U.S. Classification36/43, 36/132
International ClassificationA43B17/04, A43B13/38, A43B5/00, A43B13/14, A43B13/16
Cooperative ClassificationA43B17/04, A43B13/141, A43B13/38, A43B13/16, A43B5/00
European ClassificationA43B17/04, A43B5/00, A43B13/38, A43B13/14F, A43B13/16
Legal Events
DateCodeEventDescription
Oct 28, 1996ASAssignment
Owner name: J.H. WILLIAMS INVENTIONS, INC., FLORIDA

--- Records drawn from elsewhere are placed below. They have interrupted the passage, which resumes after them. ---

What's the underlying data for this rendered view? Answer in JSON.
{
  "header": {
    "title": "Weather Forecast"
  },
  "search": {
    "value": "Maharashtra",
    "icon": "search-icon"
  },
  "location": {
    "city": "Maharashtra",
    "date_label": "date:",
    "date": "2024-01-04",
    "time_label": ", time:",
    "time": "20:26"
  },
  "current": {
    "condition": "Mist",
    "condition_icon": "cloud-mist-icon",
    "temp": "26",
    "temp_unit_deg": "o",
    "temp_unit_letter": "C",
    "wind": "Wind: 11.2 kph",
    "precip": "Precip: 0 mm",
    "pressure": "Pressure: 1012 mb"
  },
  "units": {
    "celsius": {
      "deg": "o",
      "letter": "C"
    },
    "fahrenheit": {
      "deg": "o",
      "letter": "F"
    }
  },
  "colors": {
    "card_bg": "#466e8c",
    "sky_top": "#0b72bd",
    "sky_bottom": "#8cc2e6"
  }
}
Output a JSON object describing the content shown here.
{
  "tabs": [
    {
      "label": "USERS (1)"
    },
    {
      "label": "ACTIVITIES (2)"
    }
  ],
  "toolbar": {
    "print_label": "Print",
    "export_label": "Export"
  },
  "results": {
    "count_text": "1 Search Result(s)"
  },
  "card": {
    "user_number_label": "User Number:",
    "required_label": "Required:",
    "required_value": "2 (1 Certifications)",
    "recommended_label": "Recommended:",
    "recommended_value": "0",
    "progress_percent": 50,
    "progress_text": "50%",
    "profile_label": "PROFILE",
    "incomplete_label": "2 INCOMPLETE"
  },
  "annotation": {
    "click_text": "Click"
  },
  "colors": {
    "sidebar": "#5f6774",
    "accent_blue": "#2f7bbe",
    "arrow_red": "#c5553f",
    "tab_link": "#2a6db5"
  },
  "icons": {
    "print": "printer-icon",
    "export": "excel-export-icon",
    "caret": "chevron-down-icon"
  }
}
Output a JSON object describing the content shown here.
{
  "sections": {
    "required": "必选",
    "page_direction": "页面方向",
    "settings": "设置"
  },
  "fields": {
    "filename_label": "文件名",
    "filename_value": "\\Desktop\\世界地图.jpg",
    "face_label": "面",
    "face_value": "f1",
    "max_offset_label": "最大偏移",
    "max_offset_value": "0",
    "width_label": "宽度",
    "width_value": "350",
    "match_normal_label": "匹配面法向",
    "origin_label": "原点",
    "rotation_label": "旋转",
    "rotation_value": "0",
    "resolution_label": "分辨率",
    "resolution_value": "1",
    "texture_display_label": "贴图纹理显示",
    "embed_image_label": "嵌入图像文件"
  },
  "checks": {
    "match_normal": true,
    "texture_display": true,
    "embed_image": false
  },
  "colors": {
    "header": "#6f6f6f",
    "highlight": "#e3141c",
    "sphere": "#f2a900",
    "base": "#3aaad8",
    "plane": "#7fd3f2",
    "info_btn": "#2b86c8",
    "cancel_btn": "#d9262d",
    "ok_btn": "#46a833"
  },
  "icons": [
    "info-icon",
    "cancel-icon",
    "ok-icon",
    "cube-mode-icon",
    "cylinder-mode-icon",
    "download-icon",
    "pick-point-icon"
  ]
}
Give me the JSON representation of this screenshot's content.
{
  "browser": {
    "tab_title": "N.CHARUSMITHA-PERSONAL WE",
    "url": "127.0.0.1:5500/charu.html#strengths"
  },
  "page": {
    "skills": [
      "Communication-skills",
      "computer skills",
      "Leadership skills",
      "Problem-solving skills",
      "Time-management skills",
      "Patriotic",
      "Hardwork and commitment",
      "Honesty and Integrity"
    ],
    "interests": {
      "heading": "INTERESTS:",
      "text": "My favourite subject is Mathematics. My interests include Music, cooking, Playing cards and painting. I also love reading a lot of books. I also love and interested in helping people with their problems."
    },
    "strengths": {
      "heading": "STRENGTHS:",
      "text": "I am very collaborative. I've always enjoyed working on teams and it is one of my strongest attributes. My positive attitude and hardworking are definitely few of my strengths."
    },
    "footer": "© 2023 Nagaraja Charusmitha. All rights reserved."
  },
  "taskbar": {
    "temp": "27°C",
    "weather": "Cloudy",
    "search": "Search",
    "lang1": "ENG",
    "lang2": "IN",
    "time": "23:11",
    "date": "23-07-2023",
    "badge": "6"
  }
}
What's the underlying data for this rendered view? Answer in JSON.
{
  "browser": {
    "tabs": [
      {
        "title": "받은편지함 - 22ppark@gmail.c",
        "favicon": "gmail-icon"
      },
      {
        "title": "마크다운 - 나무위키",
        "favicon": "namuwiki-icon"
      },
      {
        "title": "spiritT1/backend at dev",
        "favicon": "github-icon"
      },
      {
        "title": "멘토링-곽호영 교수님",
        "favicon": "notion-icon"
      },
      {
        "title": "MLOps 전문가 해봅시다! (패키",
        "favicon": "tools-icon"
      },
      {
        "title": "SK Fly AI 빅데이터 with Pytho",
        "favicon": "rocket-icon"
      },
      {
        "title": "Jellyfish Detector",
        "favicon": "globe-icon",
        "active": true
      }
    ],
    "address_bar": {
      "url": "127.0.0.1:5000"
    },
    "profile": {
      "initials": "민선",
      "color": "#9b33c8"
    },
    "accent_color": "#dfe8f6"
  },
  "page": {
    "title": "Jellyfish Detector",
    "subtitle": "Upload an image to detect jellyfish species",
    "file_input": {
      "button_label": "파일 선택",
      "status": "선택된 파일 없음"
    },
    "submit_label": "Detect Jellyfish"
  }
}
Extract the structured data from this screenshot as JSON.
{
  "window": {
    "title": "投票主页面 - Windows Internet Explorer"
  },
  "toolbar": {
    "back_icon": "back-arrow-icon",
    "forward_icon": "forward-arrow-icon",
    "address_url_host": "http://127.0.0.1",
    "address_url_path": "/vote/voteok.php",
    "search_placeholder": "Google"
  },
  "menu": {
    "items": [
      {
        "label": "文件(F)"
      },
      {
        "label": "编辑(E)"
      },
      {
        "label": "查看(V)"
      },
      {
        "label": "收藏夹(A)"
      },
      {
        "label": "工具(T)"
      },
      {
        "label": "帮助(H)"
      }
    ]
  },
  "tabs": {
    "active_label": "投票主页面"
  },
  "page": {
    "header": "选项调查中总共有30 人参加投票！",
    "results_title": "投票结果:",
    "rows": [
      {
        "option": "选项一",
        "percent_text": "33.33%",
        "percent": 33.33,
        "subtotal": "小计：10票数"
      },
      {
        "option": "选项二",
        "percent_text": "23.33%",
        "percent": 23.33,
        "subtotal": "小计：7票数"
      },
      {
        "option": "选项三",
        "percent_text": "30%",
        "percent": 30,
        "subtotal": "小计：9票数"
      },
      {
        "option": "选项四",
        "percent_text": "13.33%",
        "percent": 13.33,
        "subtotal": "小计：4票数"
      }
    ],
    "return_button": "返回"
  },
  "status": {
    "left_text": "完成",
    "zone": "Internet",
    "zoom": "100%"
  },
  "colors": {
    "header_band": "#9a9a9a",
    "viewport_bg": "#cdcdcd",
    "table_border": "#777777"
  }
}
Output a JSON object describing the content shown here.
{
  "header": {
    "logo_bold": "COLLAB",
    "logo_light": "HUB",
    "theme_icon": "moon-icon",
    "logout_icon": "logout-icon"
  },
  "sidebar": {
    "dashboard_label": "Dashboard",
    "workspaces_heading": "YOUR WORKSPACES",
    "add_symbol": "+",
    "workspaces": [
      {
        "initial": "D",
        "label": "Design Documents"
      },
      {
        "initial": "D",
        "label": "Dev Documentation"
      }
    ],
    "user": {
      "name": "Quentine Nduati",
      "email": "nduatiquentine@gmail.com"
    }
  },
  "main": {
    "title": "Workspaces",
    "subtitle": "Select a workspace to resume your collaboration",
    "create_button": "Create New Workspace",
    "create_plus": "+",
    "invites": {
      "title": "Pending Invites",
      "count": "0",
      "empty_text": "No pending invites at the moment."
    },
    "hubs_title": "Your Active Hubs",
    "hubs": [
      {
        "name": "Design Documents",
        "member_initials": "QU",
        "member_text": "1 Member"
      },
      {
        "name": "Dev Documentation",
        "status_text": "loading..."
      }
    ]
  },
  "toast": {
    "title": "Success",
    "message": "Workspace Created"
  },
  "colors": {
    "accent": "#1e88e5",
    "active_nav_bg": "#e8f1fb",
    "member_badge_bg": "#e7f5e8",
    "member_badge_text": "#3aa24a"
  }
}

Free format text: ASSIGNMENT OF ASSIGNORS INTEREST;ASSIGNOR:WILLIAMS, JAMES H.;REEL/FRAME:008195/0455
Effective date: 19960928
Jan 9, 2001REMIMaintenance fee reminder mailed
Feb 5, 2001SULPSurcharge for late payment
Feb 5, 2001FPAYFee payment
Year of fee payment: 4
Dec 30, 2004SULPSurcharge for late payment
Year of fee payment: 7
Dec 30, 2004FPAYFee payment
Year of fee payment: 8
Jan 5, 2005REMIMaintenance fee reminder mailed
Dec 22, 2008REMIMaintenance fee reminder mailed
Jun 17, 2009LAPSLapse for failure to pay maintenance fees
Aug 4, 2009FPExpired due to failure to pay maintenance fee
Effective date: 20090617